Public Health Initiative on Prostrate Cancer Among the Blacks

This paper includes a brief analysis pf two incentives related to treating cancer in African American population. Gentlemen Check Your Engines™ initiative will receive the funding while the African American Cancer Initiative will not get the funds. The latter program is communicated in an appropriate way, which makes it look less efficient and worth funding.

Reasons to Fund a Project

The Prostate Net is a charity organization that offers various incentives aimed at improving health and well-being of African Americans. The organization has launched numerous programs aimed at raising awareness concerning prostate cancer and the value of screening. Gentlemen Check Your Engines™ initiative is an effective program that can receive the funding (Programs, n.d.). First, the program addresses one of the most vulnerable groups, which contributes to the incentive’s efficiency and value (Cookson, Drummond & Weatherly, 2009). Drummond, Sculpher, Torrance, O’Brien and Stoddart (2005) note that the incentive should have clear goals and sound plan to be cost-effective. It should also communicate its message properly. The incentive in question is characterized by these features. The message is very clear and informative. It is evident that the incentive has proved to be effective and able to make a difference.

Reasons not to Fund a Program

African American Cancer Initiative also aims at improving health and wellbeing of African Americans (Zenka, 2016). The program focuses on the development and management of various research projects addressing cancer. However, although the mission of the incentive is important and could make a real difference, the program will not receive the funding. The major flaw is inadequate communication of the goals and particular steps that will be undertaken. Thus, it is not clear how exactly the initiative will affect the research. There is no information on the tools to be used to achieve the goal, which is a significant drawback of the message (Ensor, 2004). There are doubts that the funding will be allocated properly to achieve the goals set. Suhonen and Paasivaara (2011) claim that emotional load is an important factor affecting the efficiency of health projects. The program in question does not have the emotional load.

Two Strategies to Improve the Message

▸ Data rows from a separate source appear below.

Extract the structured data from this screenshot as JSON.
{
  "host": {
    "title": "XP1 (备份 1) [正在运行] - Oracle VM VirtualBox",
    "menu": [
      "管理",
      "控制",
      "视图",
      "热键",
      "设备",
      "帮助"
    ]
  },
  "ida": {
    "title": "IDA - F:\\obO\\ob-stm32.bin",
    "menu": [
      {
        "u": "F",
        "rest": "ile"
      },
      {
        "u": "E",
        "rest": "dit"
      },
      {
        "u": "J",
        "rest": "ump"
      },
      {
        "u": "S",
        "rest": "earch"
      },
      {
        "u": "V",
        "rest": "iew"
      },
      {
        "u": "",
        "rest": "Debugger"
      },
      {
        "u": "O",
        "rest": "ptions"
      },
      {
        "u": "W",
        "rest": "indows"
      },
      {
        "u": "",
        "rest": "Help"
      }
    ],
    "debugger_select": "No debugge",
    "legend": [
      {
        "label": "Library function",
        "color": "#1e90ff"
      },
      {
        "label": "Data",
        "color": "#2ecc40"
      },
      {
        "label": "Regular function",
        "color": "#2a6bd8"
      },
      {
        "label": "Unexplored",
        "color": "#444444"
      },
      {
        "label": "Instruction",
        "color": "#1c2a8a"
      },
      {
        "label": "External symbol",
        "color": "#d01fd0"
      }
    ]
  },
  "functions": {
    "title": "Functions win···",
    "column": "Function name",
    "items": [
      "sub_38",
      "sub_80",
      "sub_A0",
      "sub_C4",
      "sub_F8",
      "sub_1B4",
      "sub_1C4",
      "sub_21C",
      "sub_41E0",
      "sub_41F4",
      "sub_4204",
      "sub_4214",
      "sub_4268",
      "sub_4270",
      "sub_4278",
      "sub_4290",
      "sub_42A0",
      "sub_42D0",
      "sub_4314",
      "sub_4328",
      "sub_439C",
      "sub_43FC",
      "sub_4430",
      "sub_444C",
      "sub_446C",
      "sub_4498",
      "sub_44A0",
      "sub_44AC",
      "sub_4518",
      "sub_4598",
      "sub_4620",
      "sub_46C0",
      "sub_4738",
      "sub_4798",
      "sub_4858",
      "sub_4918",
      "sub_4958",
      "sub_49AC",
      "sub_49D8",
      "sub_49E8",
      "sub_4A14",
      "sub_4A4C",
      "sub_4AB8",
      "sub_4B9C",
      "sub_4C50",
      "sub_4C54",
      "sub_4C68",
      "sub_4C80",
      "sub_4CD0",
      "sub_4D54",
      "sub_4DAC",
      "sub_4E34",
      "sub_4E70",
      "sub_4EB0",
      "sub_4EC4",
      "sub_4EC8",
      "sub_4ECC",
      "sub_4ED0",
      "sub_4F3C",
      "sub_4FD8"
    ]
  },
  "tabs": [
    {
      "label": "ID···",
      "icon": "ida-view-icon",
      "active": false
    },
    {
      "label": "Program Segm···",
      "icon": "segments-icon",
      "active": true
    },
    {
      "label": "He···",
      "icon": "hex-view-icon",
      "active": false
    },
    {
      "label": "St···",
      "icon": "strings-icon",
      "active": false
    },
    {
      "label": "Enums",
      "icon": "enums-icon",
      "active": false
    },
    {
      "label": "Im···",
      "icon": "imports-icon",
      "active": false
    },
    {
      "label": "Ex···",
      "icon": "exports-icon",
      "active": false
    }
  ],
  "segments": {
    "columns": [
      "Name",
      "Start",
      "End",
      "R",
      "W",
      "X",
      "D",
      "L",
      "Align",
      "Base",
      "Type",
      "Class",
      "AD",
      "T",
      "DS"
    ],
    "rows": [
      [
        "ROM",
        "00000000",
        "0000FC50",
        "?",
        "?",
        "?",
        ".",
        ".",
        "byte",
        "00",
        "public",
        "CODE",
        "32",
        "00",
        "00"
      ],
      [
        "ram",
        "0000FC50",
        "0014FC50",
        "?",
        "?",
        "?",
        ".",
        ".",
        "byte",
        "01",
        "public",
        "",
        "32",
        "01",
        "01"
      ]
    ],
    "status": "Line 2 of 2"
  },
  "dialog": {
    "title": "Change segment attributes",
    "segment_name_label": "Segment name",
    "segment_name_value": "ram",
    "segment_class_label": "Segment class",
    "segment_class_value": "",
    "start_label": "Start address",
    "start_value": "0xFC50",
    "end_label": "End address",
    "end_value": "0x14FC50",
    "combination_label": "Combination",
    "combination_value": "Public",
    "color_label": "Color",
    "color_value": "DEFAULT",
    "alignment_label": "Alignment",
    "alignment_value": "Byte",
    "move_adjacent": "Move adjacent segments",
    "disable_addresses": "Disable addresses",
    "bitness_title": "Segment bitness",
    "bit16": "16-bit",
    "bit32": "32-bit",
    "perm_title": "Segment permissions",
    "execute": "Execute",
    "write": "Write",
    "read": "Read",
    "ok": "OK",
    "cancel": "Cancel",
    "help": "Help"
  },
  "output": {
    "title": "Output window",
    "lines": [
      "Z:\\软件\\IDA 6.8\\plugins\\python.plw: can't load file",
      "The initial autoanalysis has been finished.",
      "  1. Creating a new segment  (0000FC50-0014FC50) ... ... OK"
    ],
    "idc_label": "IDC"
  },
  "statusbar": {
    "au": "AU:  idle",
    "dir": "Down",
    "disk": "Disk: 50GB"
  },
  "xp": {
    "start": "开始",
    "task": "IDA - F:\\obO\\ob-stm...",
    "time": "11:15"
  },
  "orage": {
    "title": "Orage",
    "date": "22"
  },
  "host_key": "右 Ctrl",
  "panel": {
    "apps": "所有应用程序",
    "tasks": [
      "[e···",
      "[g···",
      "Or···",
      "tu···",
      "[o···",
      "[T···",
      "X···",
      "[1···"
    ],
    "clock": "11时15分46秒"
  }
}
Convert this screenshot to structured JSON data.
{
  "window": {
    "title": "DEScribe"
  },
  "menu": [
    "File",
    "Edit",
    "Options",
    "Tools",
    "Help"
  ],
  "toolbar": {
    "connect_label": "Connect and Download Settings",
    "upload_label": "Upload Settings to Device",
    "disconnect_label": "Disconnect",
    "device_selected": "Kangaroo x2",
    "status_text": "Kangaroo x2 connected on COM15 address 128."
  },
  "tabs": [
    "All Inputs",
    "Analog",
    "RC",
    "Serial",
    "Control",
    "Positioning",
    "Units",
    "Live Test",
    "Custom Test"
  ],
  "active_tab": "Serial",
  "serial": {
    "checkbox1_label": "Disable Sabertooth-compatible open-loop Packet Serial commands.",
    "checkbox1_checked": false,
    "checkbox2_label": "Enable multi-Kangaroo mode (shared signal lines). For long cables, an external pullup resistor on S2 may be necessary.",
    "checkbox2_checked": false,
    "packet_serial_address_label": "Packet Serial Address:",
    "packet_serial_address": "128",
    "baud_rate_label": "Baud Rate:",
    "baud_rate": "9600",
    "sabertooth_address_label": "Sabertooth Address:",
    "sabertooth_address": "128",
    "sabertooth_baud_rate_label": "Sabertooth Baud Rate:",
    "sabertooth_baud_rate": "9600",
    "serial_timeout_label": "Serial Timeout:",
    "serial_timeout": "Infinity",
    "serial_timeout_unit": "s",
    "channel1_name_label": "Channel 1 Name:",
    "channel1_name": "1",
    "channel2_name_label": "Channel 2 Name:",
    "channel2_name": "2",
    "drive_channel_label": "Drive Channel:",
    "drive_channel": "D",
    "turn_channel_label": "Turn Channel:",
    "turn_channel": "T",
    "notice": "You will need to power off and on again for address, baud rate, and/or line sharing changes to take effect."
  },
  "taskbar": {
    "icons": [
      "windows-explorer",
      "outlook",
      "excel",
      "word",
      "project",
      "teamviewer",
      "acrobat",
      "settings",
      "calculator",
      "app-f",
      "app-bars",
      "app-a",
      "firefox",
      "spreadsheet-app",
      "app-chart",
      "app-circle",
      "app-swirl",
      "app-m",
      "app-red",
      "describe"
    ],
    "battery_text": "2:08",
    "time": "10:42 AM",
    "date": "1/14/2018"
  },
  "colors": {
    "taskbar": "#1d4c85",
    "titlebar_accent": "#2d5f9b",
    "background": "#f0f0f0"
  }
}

One of the ways to increase the chance of receiving funding is to add more details. The African American Cancer Initiative should be described in more detail. It is essential to provide information on particular laboratories or research centers that will be involved. It is also necessary to mention particular aspects that will be researched (Drummond et al., 2005). Screening and raising awareness are mentioned in the message, but they seem to be secondary. At that, screening has proved to be one of the effective prevention strategies. Thus, the message should include more information on measures that will be undertaken to raise awareness and increase the participation in screening.

It is also essential to use pathos in the message. It is important to add stories of people affected as well as their families. The incentive is concerned with people’s wellbeing, but this component is absent from the message. Stories of success, as well as stories of loss, can increase the emotional load and make the incentive more appealing.


In conclusion, it is possible to note that Gentlemen Check Your Engines™ initiative will receive the funding as it addresses the needs of an underprivileged group, it has properly cut goals, its message is properly communicated, and the outcomes have proved to be positive. Thus, the major issues of the message of the African American Cancer Initiative are vagueness and lack of the emotional load. It is possible to improve the program’s message through adding more details on particular steps to be undertaken and stories of people affected and their close ones.

Reference List

Cookson, R., Drummond, M. & Weatherly, H. (2009). Explicit incorporation of equity considerations into economic evaluation of public health interventions. Health Economics, Policy and Law, 4(2), 231–245.

Drummond, M.F., Sculpher, M.J., Torrance, G.W., O’Brien, B.J. & Stoddart, G.L. (2005). Methods for the economic evaluation of health care programmes. New York, NY: Oxford University Press.

Ensor, T. (2004). Consumer-led demand side financing for health and education: An international review. Oxford Policy Management, 19(3), 267-285.

Programs. (n.d.). Web.

Suhonen, M., & Paasivaara, L. (2011). Factors of human capital related to project success in health care work units. Journal of Nursing Management, 19(2), 246-253. Web.

Zenka, D. (2016). Prostate cancer: African American cancer initiative. Web.